    but the dayly routine is different. Most people start sneezing and go to a medic soon after. In almost all of these cases, it's way past 36 hours after inoculation. Most often they visit a medic about 1 or 2 days since onset of disease. So, in most of these cases, the clinical relevance of tamiflu is minimal. (you might better save it for hospital use, or early home-treatment/profylaxis for the immunocompromised)

    i love the podcast by the way! follow it every week for over half a year now! thanks

    Ewout Fanoy, MD infectious disease control, MHS, the Netherlands

  • PP

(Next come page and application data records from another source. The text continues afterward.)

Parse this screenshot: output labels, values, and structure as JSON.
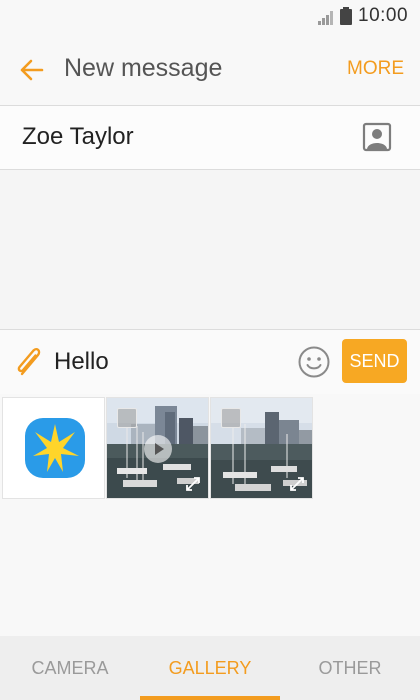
{
  "status_bar": {
    "time": "10:00",
    "icons": [
      "signal-icon",
      "battery-icon"
    ]
  },
  "header": {
    "title": "New message",
    "more_label": "MORE",
    "back_icon": "arrow-left-icon",
    "accent_color": "#f39c1f"
  },
  "recipient": {
    "name": "Zoe Taylor",
    "contact_icon": "contact-card-icon"
  },
  "composer": {
    "message_text": "Hello",
    "send_label": "SEND",
    "attach_icon": "paperclip-icon",
    "emoji_icon": "smiley-icon",
    "send_color": "#f7a823"
  },
  "gallery": {
    "items": [
      {
        "kind": "app",
        "icon": "gallery-app-icon"
      },
      {
        "kind": "video",
        "icons": [
          "select-checkbox-icon",
          "play-icon",
          "expand-icon"
        ]
      },
      {
        "kind": "photo",
        "icons": [
          "select-checkbox-icon",
          "expand-icon"
        ]
      }
    ]
  },
  "tabs": [
    {
      "label": "CAMERA",
      "active": false
    },
    {
      "label": "GALLERY",
      "active": true
    },
    {
      "label": "OTHER",
      "active": false
    }
  ]
}
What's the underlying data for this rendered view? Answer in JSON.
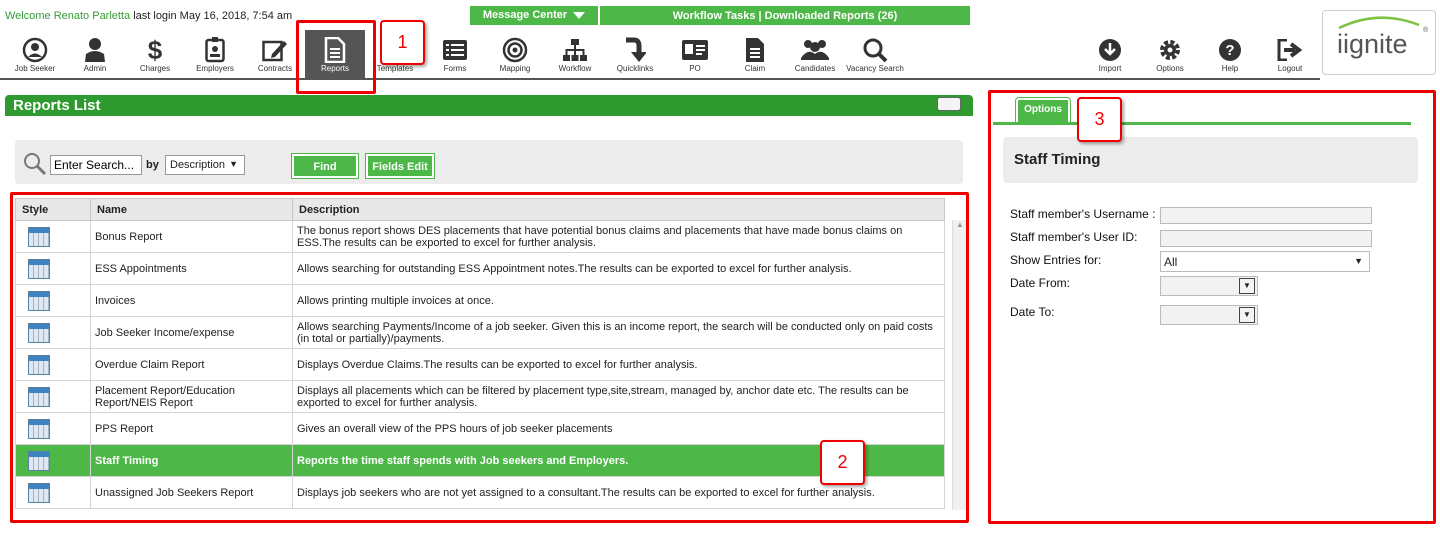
{
  "header": {
    "welcome_prefix": "Welcome ",
    "user_name": "Renato Parletta",
    "last_login": " last login May 16, 2018, 7:54 am",
    "message_center": "Message Center",
    "workflow_tasks": "Workflow Tasks | Downloaded Reports (26)"
  },
  "nav": {
    "items": [
      {
        "label": "Job Seeker",
        "icon": "user-circle-icon"
      },
      {
        "label": "Admin",
        "icon": "admin-person-icon"
      },
      {
        "label": "Charges",
        "icon": "dollar-icon"
      },
      {
        "label": "Employers",
        "icon": "id-badge-icon"
      },
      {
        "label": "Contracts",
        "icon": "edit-icon"
      },
      {
        "label": "Reports",
        "icon": "report-document-icon"
      },
      {
        "label": "Templates",
        "icon": "template-icon"
      },
      {
        "label": "Forms",
        "icon": "form-list-icon"
      },
      {
        "label": "Mapping",
        "icon": "target-icon"
      },
      {
        "label": "Workflow",
        "icon": "sitemap-icon"
      },
      {
        "label": "Quicklinks",
        "icon": "arrow-down-turn-icon"
      },
      {
        "label": "PO",
        "icon": "id-card-icon"
      },
      {
        "label": "Claim",
        "icon": "document-icon"
      },
      {
        "label": "Candidates",
        "icon": "users-icon"
      },
      {
        "label": "Vacancy Search",
        "icon": "search-icon"
      }
    ],
    "right_items": [
      {
        "label": "Import",
        "icon": "download-circle-icon"
      },
      {
        "label": "Options",
        "icon": "gear-icon"
      },
      {
        "label": "Help",
        "icon": "question-icon"
      },
      {
        "label": "Logout",
        "icon": "logout-icon"
      }
    ],
    "active": "Reports"
  },
  "logo": {
    "text": "iignite",
    "reg": "®"
  },
  "callouts": {
    "one": "1",
    "two": "2",
    "three": "3"
  },
  "reports_list": {
    "title": "Reports List",
    "search_placeholder": "Enter Search...",
    "by_label": "by",
    "search_by": "Description",
    "find_label": "Find",
    "fields_edit_label": "Fields Edit",
    "columns": [
      "Style",
      "Name",
      "Description"
    ],
    "rows": [
      {
        "name": "Bonus Report",
        "description": "The bonus report shows DES placements that have potential bonus claims and placements that have made bonus claims on ESS.The results can be exported to excel for further analysis."
      },
      {
        "name": "ESS Appointments",
        "description": "Allows searching for outstanding ESS Appointment notes.The results can be exported to excel for further analysis."
      },
      {
        "name": "Invoices",
        "description": "Allows printing multiple invoices at once."
      },
      {
        "name": "Job Seeker Income/expense",
        "description": "Allows searching Payments/Income of a job seeker. Given this is an income report, the search will be conducted only on paid costs (in total or partially)/payments."
      },
      {
        "name": "Overdue Claim Report",
        "description": "Displays Overdue Claims.The results can be exported to excel for further analysis."
      },
      {
        "name": "Placement Report/Education Report/NEIS Report",
        "description": "Displays all placements which can be filtered by placement type,site,stream, managed by, anchor date etc. The results can be exported to excel for further analysis."
      },
      {
        "name": "PPS Report",
        "description": "Gives an overall view of the PPS hours of job seeker placements"
      },
      {
        "name": "Staff Timing",
        "description": "Reports the time staff spends with Job seekers and Employers."
      },
      {
        "name": "Unassigned Job Seekers Report",
        "description": "Displays job seekers who are not yet assigned to a consultant.The results can be exported to excel for further analysis."
      }
    ],
    "selected_index": 7
  },
  "options": {
    "tab_label": "Options",
    "panel_title": "Staff Timing",
    "username_label": "Staff member's Username :",
    "userid_label": "Staff member's User ID:",
    "show_entries_label": "Show Entries for:",
    "show_entries_value": "All",
    "date_from_label": "Date From:",
    "date_to_label": "Date To:"
  },
  "colors": {
    "green": "#4db848",
    "dark_green": "#2f9a2f",
    "callout_red": "#e00000"
  }
}
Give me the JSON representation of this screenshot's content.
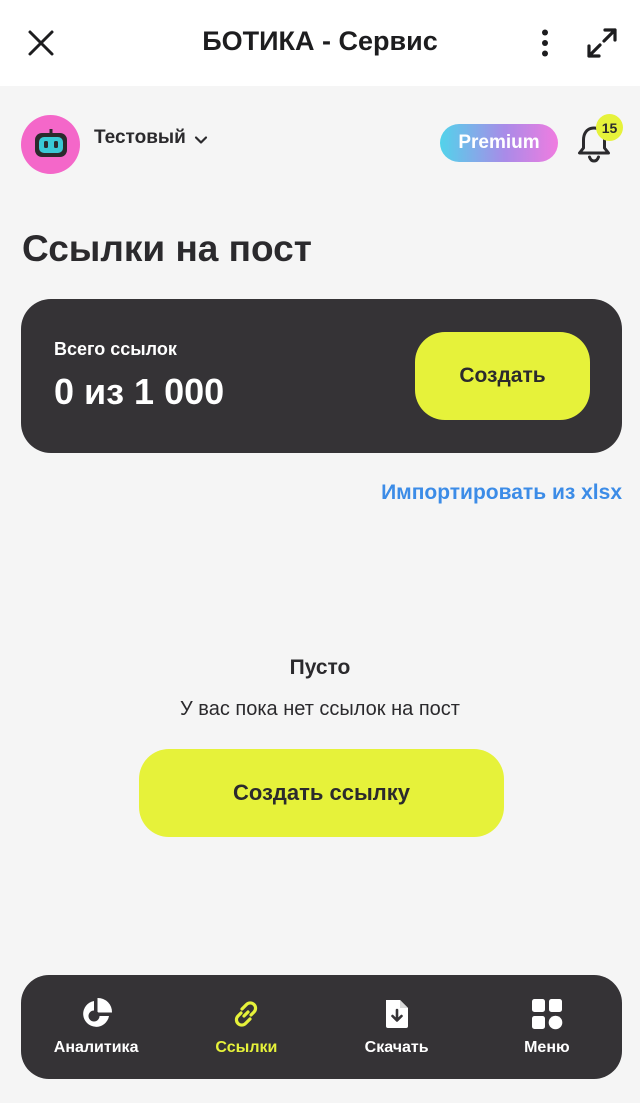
{
  "window": {
    "title": "БОТИКА - Сервис"
  },
  "account": {
    "name": "Тестовый",
    "premium_label": "Premium",
    "notifications_count": "15"
  },
  "page": {
    "title": "Ссылки на пост"
  },
  "stats": {
    "label": "Всего ссылок",
    "value": "0 из 1 000",
    "create_label": "Создать"
  },
  "import": {
    "label": "Импортировать из xlsx"
  },
  "empty_state": {
    "title": "Пусто",
    "text": "У вас пока нет ссылок на пост",
    "button_label": "Создать ссылку"
  },
  "nav": {
    "items": [
      {
        "label": "Аналитика",
        "icon": "pie-chart-icon",
        "active": false
      },
      {
        "label": "Ссылки",
        "icon": "link-icon",
        "active": true
      },
      {
        "label": "Скачать",
        "icon": "download-file-icon",
        "active": false
      },
      {
        "label": "Меню",
        "icon": "grid-menu-icon",
        "active": false
      }
    ]
  },
  "colors": {
    "accent": "#e6f23a",
    "dark": "#353336",
    "link": "#3c8ce7",
    "avatar": "#f467c9"
  }
}
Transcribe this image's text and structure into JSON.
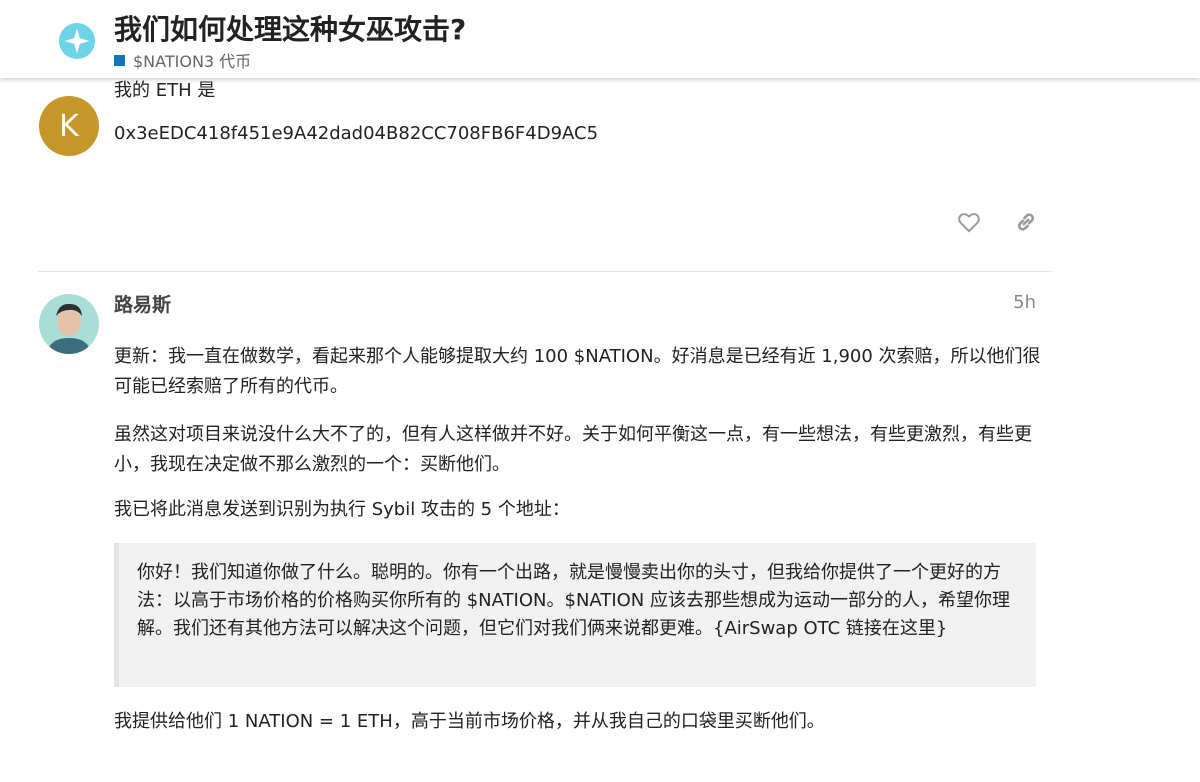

    Everyone here in France seems to be given oseltamivir, however long it takes them to go to their physician. I've seen lots of people be given oseltamivir literally days after onset. It seems to be the norm here and I'm somewhat baffled.

  • PP

    It's sometimes hard for people like me, who have a strong interest in science but are not actual scientists, to assess the authority of a given piece of litterature. It is a bit disheartening. Hopefully there are follow-ups.

  • kantten

    Merry Christmas!

  • PP

    Everyone here in France seems to be given oseltamivir, however long it takes them to go to their physician. I've seen lots of people be given oseltamivir literally days after onset. It seems to be the norm here and I'm somewhat baffled.

  • PP

    It's sometimes hard for people like me, who have a strong interest in science but are not actual scientists, to assess the authority of a given piece of litterature. It is a bit disheartening. Hopefully there are follow-ups.

  • kantten

    Merry Christmas!